In the entries below, how many lines hold the word "cadres"? Answer with the number only.

Top of Task inputs

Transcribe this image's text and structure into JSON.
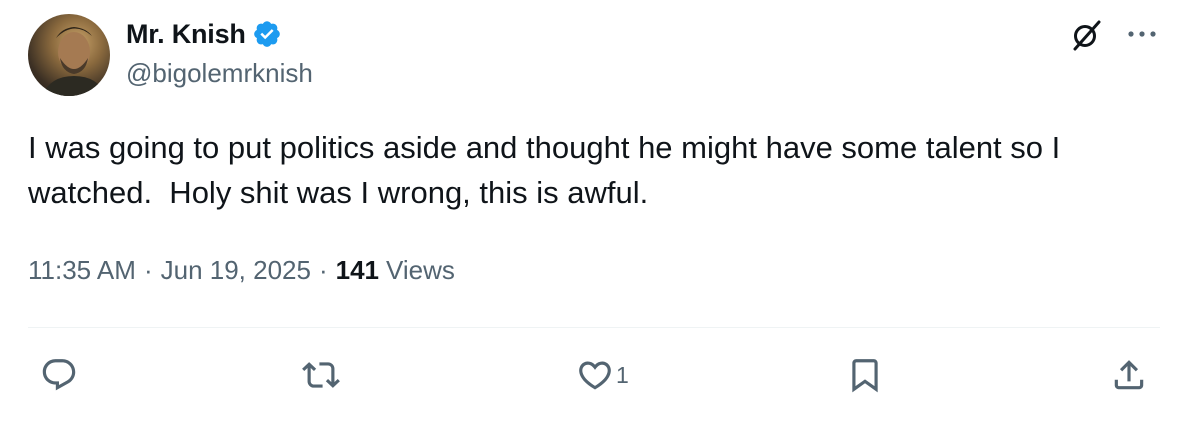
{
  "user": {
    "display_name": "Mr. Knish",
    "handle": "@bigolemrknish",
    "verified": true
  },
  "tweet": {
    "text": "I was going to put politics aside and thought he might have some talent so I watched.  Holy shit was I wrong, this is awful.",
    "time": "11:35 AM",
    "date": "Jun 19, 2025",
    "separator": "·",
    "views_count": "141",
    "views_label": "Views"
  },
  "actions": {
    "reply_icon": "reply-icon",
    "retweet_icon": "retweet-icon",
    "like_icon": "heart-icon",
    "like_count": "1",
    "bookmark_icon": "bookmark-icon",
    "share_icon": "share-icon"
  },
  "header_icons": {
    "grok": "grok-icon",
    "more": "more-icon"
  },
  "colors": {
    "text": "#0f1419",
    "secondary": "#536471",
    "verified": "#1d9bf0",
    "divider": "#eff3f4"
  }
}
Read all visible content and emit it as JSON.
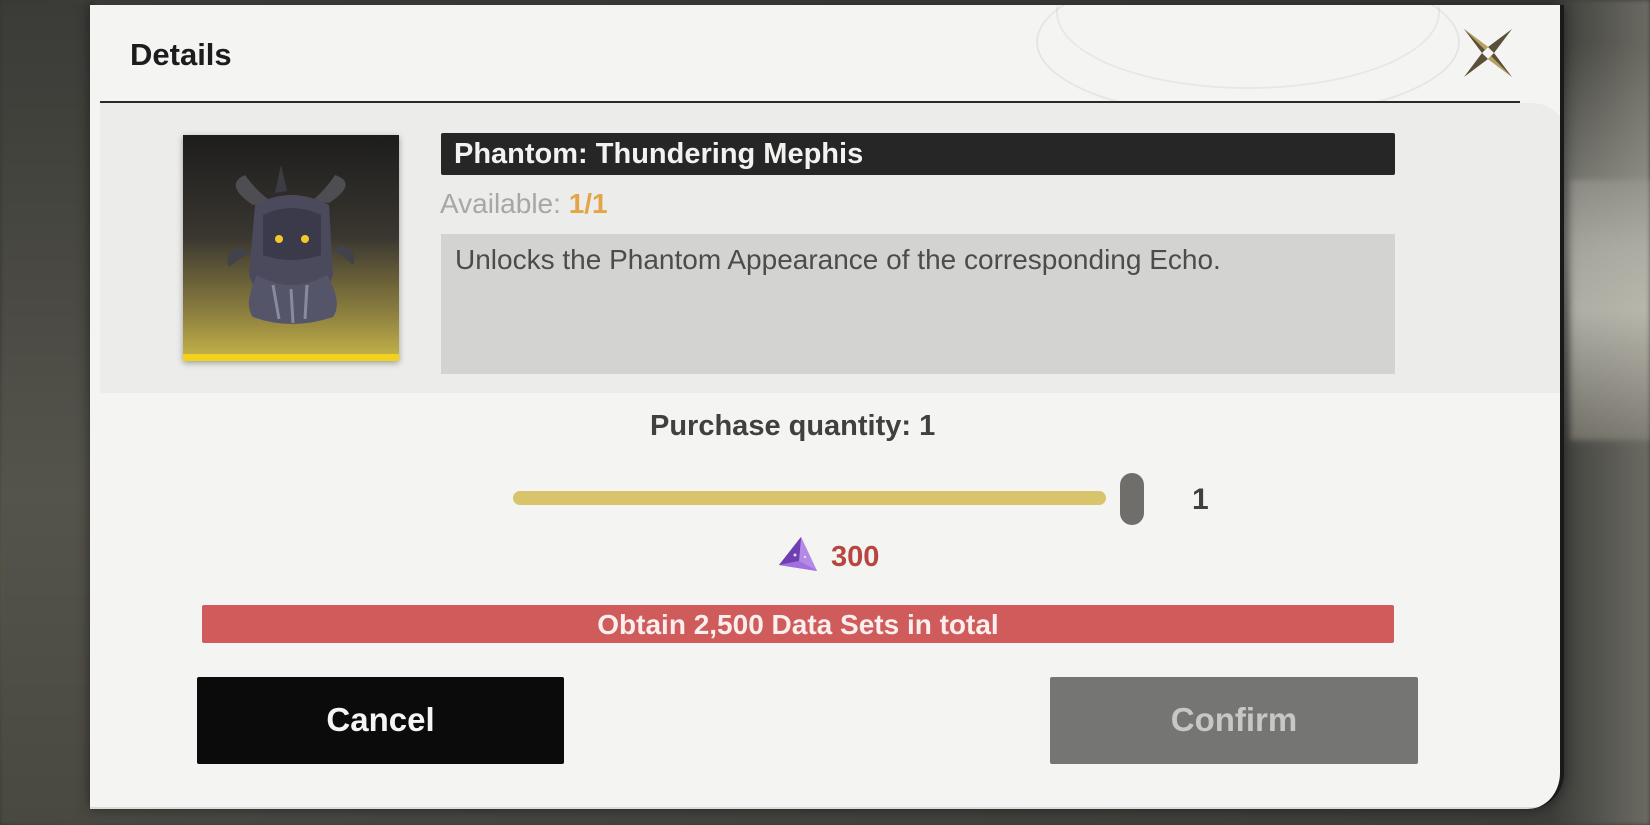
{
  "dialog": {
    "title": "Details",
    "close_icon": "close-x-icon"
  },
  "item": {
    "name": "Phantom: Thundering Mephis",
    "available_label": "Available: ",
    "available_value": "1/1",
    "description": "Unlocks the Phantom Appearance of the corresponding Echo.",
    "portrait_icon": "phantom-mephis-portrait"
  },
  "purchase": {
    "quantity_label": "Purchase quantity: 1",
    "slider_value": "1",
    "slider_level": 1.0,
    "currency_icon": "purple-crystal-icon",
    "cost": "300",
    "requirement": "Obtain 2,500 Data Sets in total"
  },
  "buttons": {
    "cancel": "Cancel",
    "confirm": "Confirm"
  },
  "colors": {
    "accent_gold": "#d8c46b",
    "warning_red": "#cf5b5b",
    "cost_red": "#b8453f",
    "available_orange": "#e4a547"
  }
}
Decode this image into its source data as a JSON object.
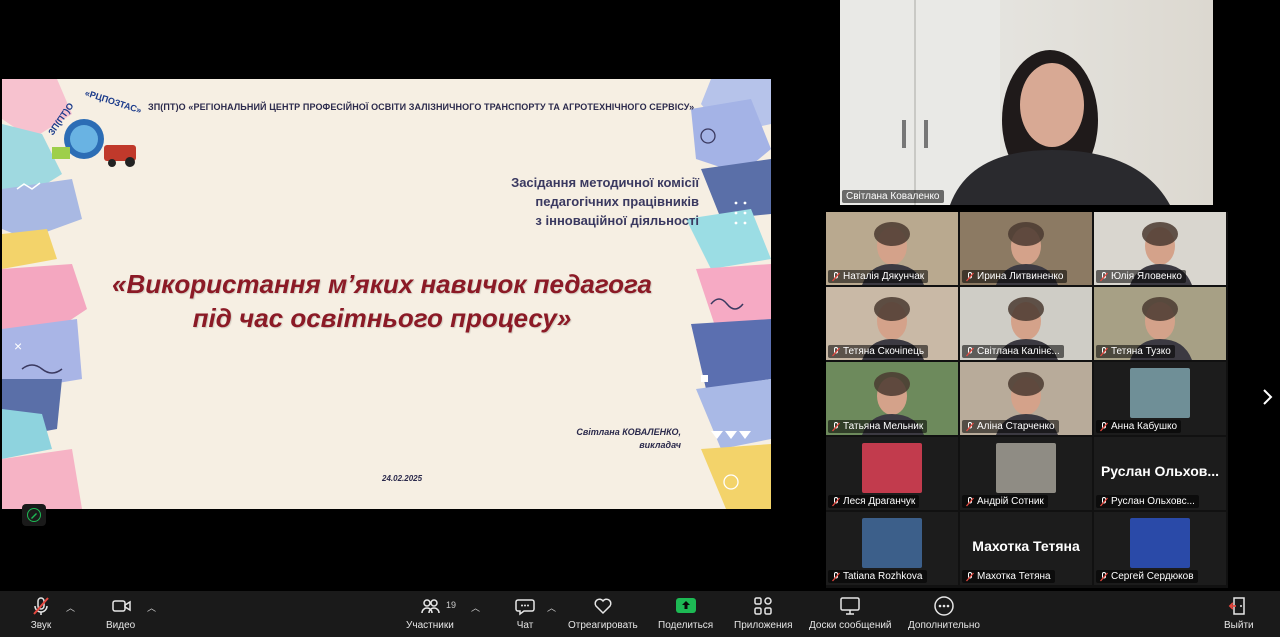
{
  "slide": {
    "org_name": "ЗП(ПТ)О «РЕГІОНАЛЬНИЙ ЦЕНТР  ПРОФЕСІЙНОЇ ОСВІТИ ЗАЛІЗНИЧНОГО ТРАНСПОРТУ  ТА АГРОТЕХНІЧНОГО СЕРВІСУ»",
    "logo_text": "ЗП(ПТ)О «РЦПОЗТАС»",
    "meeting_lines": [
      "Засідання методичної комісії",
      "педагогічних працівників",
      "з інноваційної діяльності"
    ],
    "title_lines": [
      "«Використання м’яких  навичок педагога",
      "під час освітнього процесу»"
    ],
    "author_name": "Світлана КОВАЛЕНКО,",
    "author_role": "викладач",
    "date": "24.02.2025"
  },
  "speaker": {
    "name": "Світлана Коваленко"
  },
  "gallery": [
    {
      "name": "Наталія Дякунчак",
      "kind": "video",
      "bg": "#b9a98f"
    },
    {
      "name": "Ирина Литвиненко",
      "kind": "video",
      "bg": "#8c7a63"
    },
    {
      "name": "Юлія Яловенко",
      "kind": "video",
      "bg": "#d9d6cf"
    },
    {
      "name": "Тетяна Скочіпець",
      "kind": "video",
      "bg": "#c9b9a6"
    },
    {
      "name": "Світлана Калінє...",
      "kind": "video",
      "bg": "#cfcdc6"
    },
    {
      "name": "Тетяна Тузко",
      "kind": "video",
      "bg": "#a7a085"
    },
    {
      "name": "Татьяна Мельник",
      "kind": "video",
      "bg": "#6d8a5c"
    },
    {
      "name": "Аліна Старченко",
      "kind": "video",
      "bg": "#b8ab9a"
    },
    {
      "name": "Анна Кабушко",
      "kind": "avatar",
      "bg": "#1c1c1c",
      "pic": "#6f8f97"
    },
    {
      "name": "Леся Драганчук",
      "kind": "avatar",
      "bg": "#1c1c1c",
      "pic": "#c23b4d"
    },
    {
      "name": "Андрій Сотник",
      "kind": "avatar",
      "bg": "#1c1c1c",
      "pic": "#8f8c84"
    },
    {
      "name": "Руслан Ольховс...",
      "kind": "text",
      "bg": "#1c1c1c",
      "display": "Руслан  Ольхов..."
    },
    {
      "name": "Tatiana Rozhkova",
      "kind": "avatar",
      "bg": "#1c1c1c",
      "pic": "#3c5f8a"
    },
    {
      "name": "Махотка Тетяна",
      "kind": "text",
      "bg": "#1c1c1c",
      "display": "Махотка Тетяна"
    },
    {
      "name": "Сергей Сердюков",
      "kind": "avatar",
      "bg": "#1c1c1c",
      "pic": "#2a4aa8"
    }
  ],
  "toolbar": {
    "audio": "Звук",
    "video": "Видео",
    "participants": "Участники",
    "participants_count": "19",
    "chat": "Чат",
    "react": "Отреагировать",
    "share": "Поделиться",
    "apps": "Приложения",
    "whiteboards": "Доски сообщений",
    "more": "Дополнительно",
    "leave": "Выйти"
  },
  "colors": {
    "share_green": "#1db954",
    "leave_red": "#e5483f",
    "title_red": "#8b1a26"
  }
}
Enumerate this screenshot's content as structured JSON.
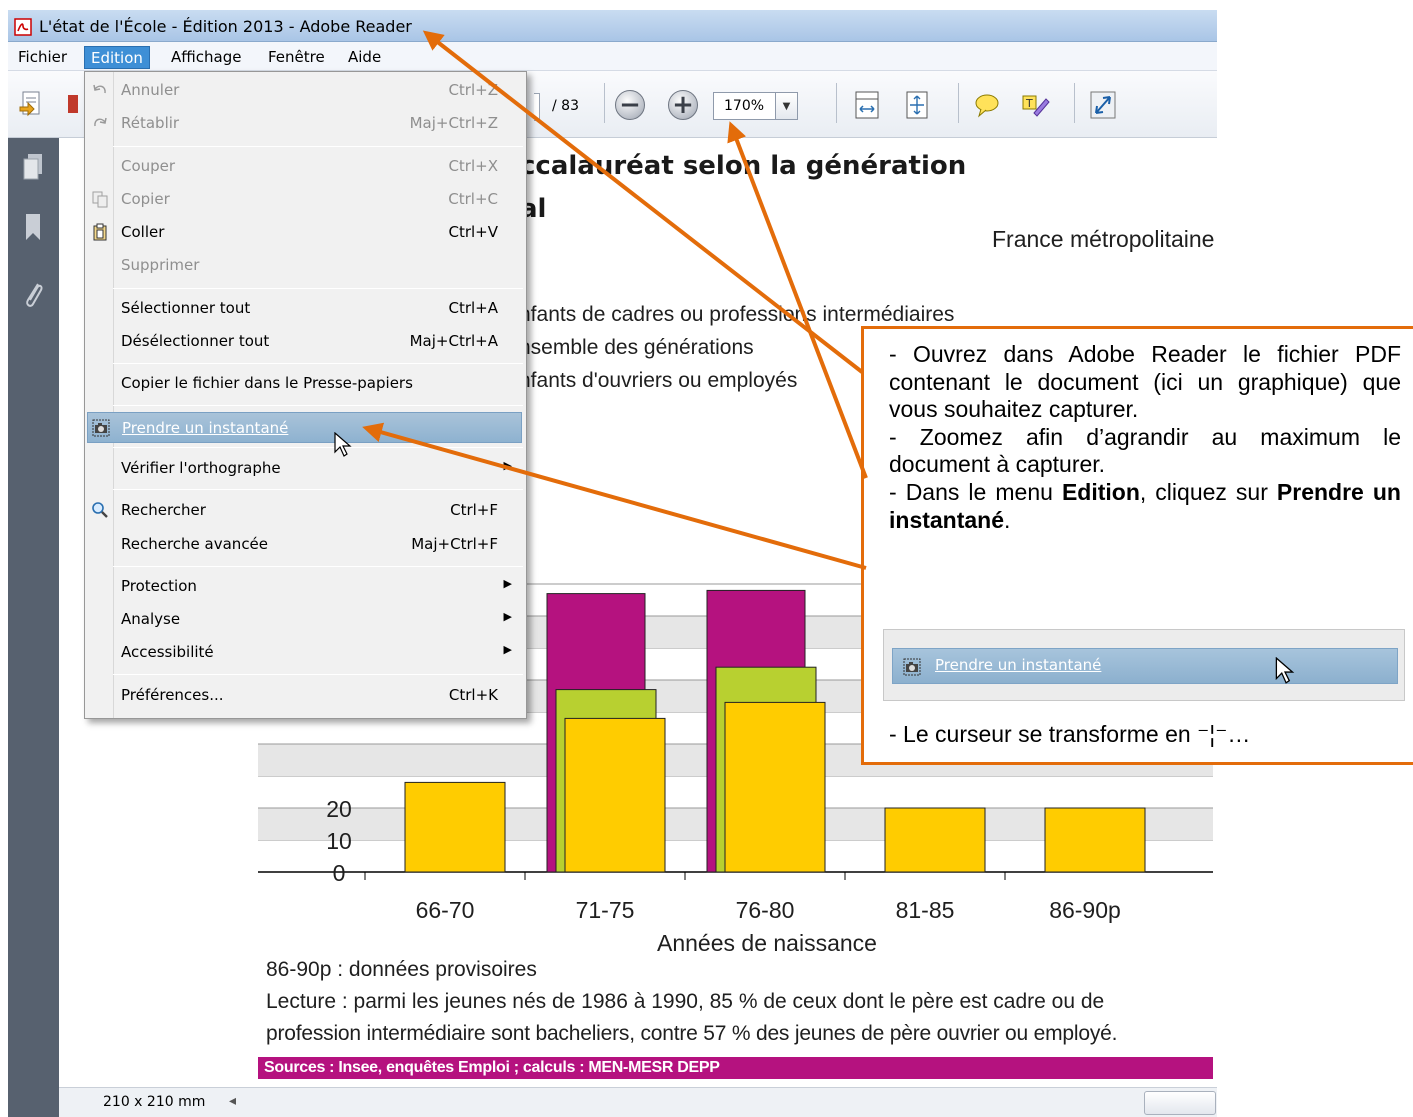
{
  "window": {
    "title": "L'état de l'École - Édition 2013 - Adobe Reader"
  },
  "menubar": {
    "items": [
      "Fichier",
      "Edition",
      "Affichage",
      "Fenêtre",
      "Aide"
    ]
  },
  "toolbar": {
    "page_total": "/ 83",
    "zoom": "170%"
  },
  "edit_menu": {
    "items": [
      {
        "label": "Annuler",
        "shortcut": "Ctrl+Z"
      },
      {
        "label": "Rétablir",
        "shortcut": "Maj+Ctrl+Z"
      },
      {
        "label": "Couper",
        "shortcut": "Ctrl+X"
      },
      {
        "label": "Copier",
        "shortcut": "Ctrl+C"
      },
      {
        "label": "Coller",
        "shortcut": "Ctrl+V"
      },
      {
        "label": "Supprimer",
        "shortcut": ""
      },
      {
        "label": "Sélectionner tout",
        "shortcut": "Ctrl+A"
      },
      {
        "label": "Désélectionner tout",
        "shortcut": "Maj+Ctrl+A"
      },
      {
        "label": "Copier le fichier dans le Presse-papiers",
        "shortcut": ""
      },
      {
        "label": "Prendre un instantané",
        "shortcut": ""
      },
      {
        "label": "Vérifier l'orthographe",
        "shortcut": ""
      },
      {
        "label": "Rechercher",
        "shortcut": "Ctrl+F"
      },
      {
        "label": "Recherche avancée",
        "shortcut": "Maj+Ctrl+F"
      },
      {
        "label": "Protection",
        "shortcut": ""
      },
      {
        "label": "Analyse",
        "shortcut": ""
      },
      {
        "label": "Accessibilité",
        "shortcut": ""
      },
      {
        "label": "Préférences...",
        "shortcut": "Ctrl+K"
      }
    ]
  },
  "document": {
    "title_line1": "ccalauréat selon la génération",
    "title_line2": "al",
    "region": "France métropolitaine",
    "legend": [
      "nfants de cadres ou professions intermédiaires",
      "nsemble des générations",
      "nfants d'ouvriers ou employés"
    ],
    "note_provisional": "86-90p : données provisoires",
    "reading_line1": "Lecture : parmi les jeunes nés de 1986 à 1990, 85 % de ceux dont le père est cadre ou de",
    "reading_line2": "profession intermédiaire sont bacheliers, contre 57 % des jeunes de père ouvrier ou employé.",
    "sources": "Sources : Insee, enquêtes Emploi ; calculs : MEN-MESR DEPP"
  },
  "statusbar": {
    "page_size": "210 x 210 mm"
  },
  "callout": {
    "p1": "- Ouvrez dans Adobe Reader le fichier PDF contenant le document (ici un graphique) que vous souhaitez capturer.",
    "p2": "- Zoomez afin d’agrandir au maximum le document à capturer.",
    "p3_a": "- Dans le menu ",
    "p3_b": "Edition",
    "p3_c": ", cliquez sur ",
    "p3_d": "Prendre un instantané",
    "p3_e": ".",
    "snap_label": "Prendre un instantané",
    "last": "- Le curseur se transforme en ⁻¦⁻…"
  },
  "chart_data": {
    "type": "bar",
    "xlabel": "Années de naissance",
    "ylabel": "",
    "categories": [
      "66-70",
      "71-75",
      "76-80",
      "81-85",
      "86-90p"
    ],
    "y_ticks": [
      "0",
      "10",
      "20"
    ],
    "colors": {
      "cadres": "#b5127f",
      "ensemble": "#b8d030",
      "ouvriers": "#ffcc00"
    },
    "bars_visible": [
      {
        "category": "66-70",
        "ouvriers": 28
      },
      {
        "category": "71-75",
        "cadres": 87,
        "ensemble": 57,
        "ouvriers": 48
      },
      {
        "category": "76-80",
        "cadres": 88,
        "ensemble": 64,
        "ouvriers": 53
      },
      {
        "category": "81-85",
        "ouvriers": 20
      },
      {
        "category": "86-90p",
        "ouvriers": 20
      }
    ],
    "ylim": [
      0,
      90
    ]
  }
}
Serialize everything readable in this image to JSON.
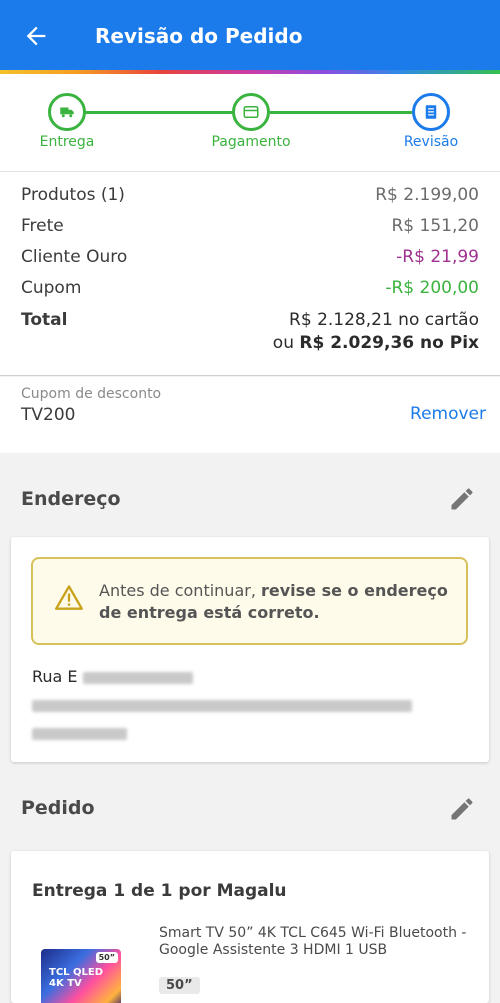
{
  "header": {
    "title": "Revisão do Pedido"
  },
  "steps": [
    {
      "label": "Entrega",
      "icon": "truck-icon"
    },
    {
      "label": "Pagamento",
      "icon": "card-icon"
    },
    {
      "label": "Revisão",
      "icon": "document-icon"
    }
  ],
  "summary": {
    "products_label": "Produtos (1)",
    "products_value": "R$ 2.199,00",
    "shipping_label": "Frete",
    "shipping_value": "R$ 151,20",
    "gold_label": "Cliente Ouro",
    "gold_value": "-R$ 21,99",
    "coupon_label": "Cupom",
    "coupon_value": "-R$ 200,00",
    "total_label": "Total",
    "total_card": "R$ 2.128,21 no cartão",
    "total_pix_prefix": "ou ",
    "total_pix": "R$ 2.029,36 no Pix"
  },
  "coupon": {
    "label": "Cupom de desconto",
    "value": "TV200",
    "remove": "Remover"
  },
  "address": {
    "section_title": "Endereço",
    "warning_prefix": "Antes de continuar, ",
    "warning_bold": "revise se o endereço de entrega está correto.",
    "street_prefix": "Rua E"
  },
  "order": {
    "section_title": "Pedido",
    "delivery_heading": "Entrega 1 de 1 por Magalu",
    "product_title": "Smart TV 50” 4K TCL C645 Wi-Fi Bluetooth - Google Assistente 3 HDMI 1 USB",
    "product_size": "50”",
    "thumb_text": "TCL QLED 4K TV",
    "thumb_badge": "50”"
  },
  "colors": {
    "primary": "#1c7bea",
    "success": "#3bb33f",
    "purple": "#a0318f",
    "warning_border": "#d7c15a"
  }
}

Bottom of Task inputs

◆ **Answer section**: 4